College sports fans pretend it's impressive or important or funny because content, but holy crap is it dumb. And it was taken to a whole new level on Monday as the founder of Raising Canes "bought 6,000 jello shots" to push LSU over the top and set a bunch of "records." Everyone was very excited.

Of course, the only people who should be happy are the owners of the bar as some rich doofus handed over $30,000 for a bunch of drinks that probably don't even have to be made. I mean, how does one purchase 6,000 Jello shots exactly? Did the bar have to produce them all right then? It's not like they set them out on the bar to be counted. Is it even legal to sell that many units of alcohol at once to a single person?

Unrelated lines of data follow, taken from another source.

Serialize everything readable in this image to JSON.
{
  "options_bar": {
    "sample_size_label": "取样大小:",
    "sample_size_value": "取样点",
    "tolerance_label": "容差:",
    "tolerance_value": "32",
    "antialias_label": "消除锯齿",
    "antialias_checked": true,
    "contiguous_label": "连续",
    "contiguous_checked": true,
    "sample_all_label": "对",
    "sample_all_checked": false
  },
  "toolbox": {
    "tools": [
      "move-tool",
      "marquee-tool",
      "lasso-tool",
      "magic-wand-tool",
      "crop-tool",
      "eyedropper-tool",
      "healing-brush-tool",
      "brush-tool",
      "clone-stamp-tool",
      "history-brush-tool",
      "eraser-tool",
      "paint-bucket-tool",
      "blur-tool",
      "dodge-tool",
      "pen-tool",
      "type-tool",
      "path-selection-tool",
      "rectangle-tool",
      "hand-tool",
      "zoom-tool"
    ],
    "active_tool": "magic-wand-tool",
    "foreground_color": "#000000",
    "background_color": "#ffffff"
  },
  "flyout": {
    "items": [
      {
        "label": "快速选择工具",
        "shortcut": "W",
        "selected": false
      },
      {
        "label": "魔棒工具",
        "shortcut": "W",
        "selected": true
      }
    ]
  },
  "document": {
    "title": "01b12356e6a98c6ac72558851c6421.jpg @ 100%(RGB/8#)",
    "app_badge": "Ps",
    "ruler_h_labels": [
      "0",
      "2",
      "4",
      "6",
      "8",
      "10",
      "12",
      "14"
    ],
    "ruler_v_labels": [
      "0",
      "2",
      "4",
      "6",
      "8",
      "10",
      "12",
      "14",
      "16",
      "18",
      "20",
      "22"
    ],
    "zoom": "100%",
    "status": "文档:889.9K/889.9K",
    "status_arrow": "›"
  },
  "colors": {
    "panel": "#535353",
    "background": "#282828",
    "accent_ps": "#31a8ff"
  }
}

Was he simply paying for the next 6,000 requests for a Jello shot by LSU fans? And you can't seriously expect us to believe that the Guinness Book of World Records is entertaining the notion of "most Jello shots purchased" as a book-worthy accomplishment.

Now it's not even the pure athletic-adjacent drinking pursuit it was just a year ago. Rich guys from various colleges will show up in town, buy a thousand Jello shots at a time that will never actually be made, and probably get to write it off as a charitable donation on their taxes. What exactly does this prove?

This is why the College World Series Jello Shot Challenge needs some unwritten rules. No more mass purchases. Every Jello shot bought must be consumed by someone in that person's party. Shots can only be transferred to a third party when indicated by language such as "can I buy you a Jello shot?" These are the things we need to consider if we want to keep this contest a pure test of fandom. The integrity of the game across the street from the game has been compromised.